Raw data:
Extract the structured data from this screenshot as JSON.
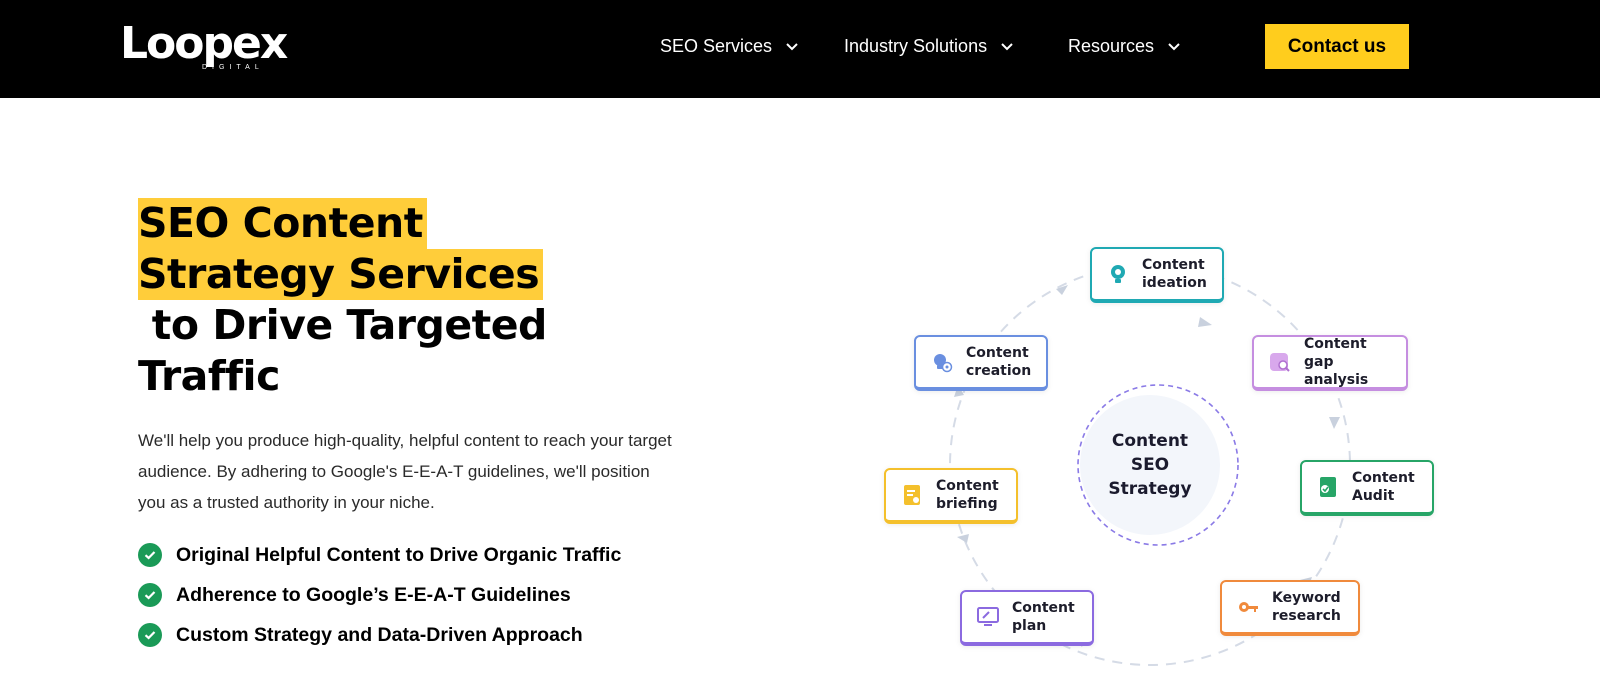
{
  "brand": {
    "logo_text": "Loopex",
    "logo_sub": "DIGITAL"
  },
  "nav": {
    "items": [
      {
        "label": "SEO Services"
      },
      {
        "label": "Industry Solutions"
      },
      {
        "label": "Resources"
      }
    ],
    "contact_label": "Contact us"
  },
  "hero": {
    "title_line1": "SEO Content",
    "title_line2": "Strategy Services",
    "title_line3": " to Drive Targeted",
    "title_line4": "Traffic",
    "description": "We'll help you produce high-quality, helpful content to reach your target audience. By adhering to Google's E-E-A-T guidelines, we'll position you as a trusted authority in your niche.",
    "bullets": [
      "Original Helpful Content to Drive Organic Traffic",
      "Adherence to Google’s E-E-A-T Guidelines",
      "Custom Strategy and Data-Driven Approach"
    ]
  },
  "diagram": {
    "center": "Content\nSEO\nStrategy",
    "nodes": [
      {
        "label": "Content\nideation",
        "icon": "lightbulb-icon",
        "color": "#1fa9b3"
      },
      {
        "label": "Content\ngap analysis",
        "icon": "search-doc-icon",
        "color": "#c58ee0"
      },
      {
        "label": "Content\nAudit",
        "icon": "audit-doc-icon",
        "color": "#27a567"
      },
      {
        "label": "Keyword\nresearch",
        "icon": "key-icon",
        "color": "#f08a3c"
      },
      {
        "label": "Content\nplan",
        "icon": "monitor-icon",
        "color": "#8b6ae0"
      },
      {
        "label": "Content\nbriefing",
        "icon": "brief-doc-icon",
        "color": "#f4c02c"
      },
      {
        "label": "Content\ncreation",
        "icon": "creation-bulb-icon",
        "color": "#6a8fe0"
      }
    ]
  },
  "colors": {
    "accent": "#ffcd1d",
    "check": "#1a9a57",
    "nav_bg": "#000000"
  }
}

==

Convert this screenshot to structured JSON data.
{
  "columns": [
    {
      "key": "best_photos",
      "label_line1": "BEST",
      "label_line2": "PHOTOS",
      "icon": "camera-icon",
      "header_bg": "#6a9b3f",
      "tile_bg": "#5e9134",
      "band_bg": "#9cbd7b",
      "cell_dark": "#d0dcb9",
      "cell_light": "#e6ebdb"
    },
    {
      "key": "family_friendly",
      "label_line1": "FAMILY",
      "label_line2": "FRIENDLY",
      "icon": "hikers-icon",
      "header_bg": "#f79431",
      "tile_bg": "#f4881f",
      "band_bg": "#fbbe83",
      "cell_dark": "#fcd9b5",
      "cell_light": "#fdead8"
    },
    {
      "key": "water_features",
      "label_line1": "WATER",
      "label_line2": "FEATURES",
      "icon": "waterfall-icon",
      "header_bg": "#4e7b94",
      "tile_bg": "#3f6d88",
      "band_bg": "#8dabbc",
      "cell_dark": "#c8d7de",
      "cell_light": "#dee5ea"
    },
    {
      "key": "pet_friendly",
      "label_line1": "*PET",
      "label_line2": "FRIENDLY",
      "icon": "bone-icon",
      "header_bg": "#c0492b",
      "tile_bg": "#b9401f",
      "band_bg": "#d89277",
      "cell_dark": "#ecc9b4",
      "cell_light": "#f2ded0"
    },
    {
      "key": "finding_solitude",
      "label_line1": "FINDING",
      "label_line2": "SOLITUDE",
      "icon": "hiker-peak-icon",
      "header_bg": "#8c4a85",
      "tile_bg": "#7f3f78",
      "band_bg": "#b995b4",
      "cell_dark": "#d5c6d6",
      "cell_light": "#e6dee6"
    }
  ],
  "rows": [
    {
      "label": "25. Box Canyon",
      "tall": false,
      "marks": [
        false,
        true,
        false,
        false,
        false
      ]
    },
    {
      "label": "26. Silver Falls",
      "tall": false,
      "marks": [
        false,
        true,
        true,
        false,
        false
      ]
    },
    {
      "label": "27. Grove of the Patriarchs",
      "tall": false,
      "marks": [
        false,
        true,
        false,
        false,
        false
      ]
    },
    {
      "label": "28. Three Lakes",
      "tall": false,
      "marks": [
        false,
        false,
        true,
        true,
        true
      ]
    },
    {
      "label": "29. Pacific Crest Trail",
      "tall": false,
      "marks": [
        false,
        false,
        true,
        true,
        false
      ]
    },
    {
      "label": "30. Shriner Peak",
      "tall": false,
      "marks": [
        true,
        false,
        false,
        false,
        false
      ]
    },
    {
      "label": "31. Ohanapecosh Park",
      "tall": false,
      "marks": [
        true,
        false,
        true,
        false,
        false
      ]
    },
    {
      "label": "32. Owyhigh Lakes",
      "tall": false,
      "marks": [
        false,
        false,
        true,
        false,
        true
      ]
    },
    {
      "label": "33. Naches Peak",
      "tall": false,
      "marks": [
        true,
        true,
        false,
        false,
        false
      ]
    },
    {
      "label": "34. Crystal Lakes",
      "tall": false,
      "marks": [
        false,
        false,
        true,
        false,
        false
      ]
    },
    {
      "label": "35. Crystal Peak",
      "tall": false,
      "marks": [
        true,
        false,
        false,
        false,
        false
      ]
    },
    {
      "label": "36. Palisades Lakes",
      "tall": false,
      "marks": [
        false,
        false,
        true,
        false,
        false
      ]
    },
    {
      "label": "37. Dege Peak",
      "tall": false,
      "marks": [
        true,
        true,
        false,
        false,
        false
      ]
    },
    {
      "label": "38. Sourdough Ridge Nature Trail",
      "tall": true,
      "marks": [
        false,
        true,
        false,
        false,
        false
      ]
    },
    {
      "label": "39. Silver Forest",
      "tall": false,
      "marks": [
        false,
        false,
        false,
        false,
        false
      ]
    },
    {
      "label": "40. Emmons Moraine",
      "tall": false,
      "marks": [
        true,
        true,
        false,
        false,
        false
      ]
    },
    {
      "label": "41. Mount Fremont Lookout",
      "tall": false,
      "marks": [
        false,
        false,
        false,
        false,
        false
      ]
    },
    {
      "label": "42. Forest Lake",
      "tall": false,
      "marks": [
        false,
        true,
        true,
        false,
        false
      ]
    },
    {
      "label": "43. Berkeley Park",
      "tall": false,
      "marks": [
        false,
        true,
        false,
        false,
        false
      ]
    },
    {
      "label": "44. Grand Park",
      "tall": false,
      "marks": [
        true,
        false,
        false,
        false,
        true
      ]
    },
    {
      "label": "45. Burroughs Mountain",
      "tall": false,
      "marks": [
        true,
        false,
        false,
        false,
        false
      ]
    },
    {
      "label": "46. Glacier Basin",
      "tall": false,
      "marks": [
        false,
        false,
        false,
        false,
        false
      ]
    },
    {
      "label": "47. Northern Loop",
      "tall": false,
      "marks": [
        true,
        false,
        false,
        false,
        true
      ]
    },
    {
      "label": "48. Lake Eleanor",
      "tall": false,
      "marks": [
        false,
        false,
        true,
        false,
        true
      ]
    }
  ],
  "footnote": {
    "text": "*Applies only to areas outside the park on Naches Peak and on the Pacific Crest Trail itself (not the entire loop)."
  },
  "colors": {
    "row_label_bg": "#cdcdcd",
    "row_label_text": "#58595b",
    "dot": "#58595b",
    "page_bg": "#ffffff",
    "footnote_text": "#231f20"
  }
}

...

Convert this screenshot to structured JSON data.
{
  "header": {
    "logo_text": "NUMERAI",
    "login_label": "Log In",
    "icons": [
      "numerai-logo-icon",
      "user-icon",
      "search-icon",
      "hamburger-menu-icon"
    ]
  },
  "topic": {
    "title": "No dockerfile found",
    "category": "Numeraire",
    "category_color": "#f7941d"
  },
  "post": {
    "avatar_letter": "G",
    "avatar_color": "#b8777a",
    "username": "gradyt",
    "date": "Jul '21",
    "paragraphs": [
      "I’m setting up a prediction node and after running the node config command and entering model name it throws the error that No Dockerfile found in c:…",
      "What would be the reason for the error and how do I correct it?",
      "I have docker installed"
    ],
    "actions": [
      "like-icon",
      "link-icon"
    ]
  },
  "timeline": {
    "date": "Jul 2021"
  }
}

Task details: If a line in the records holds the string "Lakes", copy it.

Solution to this exercise:
      "label": "28. Three Lakes",
      "label": "32. Owyhigh Lakes",
      "label": "34. Crystal Lakes",
      "label": "36. Palisades Lakes",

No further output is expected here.